> WHAT YOU ARE ASKED TO DO
The answer must repeat each line of the material exactly.

> DATA FOR ANALYSIS
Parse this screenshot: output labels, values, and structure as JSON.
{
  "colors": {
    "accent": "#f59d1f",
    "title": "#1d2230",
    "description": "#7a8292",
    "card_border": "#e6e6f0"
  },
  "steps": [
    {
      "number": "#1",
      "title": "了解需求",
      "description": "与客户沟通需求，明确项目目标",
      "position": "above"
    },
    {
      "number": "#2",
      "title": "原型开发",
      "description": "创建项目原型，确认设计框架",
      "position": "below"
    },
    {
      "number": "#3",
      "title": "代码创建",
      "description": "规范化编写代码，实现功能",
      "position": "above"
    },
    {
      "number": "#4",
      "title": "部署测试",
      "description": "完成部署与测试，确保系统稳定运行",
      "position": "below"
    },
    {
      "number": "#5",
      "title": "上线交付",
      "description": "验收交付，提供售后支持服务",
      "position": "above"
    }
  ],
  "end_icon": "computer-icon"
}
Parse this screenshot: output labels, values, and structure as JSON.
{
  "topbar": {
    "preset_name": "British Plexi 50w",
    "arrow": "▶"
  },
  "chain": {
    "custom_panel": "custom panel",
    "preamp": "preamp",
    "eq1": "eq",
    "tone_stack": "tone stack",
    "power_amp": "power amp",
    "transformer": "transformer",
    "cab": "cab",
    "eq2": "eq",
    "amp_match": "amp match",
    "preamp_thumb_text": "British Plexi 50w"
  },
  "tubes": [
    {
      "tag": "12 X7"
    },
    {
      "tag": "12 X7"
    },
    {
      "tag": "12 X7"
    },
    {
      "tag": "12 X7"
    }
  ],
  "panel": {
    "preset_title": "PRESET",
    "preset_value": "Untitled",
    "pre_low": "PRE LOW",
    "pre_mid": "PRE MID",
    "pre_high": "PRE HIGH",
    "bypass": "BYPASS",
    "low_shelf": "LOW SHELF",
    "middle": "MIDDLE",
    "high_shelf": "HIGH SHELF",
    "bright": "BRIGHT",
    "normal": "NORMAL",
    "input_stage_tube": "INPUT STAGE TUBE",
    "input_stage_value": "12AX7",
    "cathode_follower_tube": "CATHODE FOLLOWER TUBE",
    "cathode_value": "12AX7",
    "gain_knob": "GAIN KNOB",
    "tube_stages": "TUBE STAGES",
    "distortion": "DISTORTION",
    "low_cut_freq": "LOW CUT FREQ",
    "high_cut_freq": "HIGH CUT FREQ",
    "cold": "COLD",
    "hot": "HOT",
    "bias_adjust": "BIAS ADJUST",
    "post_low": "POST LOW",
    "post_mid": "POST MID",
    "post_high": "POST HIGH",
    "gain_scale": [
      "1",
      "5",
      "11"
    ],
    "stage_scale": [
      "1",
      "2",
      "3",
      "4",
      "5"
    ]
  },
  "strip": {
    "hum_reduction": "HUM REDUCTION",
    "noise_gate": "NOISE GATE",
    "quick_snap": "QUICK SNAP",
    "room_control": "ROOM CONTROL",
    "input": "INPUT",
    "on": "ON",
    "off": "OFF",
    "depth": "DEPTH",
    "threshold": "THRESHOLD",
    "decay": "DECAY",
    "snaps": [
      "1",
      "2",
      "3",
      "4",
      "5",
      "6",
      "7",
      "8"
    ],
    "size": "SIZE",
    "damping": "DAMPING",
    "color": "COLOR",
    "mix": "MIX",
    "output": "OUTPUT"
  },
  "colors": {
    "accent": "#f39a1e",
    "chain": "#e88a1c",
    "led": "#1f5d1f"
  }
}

> EXERCISE RESULT
Parse this screenshot: output labels, values, and structure as JSON.
{
  "colors": {
    "accent": "#f59d1f",
    "title": "#1d2230",
    "description": "#7a8292",
    "card_border": "#e6e6f0"
  },
  "steps": [
    {
      "number": "#1",
      "title": "了解需求",
      "description": "与客户沟通需求，明确项目目标",
      "position": "above"
    },
    {
      "number": "#2",
      "title": "原型开发",
      "description": "创建项目原型，确认设计框架",
      "position": "below"
    },
    {
      "number": "#3",
      "title": "代码创建",
      "description": "规范化编写代码，实现功能",
      "position": "above"
    },
    {
      "number": "#4",
      "title": "部署测试",
      "description": "完成部署与测试，确保系统稳定运行",
      "position": "below"
    },
    {
      "number": "#5",
      "title": "上线交付",
      "description": "验收交付，提供售后支持服务",
      "position": "above"
    }
  ],
  "end_icon": "computer-icon"
}
Parse this screenshot: output labels, values, and structure as JSON.
{
  "topbar": {
    "preset_name": "British Plexi 50w",
    "arrow": "▶"
  },
  "chain": {
    "custom_panel": "custom panel",
    "preamp": "preamp",
    "eq1": "eq",
    "tone_stack": "tone stack",
    "power_amp": "power amp",
    "transformer": "transformer",
    "cab": "cab",
    "eq2": "eq",
    "amp_match": "amp match",
    "preamp_thumb_text": "British Plexi 50w"
  },
  "tubes": [
    {
      "tag": "12 X7"
    },
    {
      "tag": "12 X7"
    },
    {
      "tag": "12 X7"
    },
    {
      "tag": "12 X7"
    }
  ],
  "panel": {
    "preset_title": "PRESET",
    "preset_value": "Untitled",
    "pre_low": "PRE LOW",
    "pre_mid": "PRE MID",
    "pre_high": "PRE HIGH",
    "bypass": "BYPASS",
    "low_shelf": "LOW SHELF",
    "middle": "MIDDLE",
    "high_shelf": "HIGH SHELF",
    "bright": "BRIGHT",
    "normal": "NORMAL",
    "input_stage_tube": "INPUT STAGE TUBE",
    "input_stage_value": "12AX7",
    "cathode_follower_tube": "CATHODE FOLLOWER TUBE",
    "cathode_value": "12AX7",
    "gain_knob": "GAIN KNOB",
    "tube_stages": "TUBE STAGES",
    "distortion": "DISTORTION",
    "low_cut_freq": "LOW CUT FREQ",
    "high_cut_freq": "HIGH CUT FREQ",
    "cold": "COLD",
    "hot": "HOT",
    "bias_adjust": "BIAS ADJUST",
    "post_low": "POST LOW",
    "post_mid": "POST MID",
    "post_high": "POST HIGH",
    "gain_scale": [
      "1",
      "5",
      "11"
    ],
    "stage_scale": [
      "1",
      "2",
      "3",
      "4",
      "5"
    ]
  },
  "strip": {
    "hum_reduction": "HUM REDUCTION",
    "noise_gate": "NOISE GATE",
    "quick_snap": "QUICK SNAP",
    "room_control": "ROOM CONTROL",
    "input": "INPUT",
    "on": "ON",
    "off": "OFF",
    "depth": "DEPTH",
    "threshold": "THRESHOLD",
    "decay": "DECAY",
    "snaps": [
      "1",
      "2",
      "3",
      "4",
      "5",
      "6",
      "7",
      "8"
    ],
    "size": "SIZE",
    "damping": "DAMPING",
    "color": "COLOR",
    "mix": "MIX",
    "output": "OUTPUT"
  },
  "colors": {
    "accent": "#f39a1e",
    "chain": "#e88a1c",
    "led": "#1f5d1f"
  }
}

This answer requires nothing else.